__RECORDED INFORMATION__:
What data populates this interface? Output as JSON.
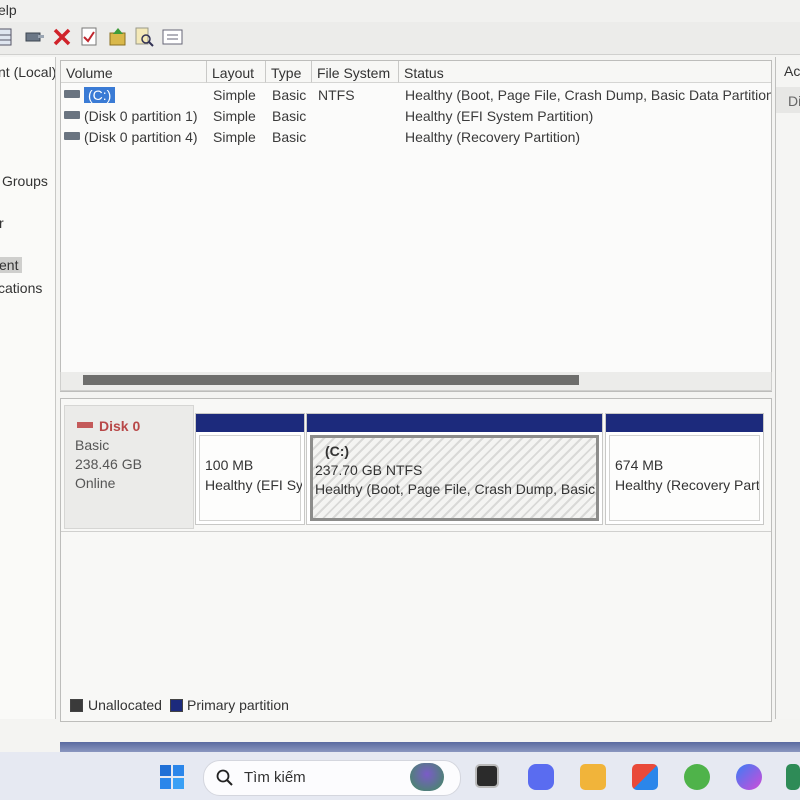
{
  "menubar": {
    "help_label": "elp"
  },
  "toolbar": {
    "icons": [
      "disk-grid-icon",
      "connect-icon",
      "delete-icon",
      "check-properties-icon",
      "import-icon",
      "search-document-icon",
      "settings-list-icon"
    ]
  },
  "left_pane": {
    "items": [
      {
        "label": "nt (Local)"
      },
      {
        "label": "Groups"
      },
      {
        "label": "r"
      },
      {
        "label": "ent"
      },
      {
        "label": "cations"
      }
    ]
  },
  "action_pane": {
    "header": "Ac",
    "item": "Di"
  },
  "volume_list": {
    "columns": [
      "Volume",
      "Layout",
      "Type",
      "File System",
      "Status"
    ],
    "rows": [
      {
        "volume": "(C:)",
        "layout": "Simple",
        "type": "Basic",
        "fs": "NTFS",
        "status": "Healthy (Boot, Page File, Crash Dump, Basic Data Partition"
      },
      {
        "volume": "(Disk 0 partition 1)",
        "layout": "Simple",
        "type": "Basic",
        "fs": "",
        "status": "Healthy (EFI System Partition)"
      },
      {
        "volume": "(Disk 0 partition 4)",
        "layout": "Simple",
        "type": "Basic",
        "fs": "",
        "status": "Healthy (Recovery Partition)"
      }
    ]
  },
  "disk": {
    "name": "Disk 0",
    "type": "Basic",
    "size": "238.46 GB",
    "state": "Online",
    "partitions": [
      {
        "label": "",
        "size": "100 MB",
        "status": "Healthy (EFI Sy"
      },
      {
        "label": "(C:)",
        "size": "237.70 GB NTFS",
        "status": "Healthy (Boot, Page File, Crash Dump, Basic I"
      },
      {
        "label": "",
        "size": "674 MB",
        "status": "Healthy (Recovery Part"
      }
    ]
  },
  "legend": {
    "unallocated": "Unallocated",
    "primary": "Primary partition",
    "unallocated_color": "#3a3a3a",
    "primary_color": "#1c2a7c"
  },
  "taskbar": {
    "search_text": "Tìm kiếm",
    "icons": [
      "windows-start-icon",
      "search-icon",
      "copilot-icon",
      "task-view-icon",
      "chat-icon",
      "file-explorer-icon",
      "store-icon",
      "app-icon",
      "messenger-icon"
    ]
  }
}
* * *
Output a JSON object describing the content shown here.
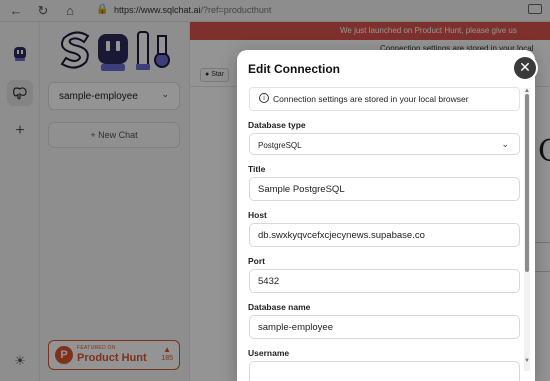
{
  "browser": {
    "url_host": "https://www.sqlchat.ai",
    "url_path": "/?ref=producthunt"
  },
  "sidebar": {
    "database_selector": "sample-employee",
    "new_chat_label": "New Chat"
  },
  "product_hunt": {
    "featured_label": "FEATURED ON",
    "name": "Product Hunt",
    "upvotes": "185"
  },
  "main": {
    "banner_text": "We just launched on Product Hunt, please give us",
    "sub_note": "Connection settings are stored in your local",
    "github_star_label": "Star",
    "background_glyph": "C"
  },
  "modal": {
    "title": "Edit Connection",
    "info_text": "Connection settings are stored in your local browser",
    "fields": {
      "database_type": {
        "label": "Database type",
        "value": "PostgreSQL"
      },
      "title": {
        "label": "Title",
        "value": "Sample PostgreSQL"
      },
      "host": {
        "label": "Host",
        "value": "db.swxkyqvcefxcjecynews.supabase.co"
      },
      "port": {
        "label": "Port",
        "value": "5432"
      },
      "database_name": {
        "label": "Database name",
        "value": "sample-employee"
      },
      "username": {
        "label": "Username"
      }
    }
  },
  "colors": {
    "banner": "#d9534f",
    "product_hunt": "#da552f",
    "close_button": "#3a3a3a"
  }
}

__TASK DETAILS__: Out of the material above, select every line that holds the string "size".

__RESPONSE BOX__:
    "size": "238.46 GB",
        "size": "100 MB",
        "size": "237.70 GB NTFS",
        "size": "674 MB",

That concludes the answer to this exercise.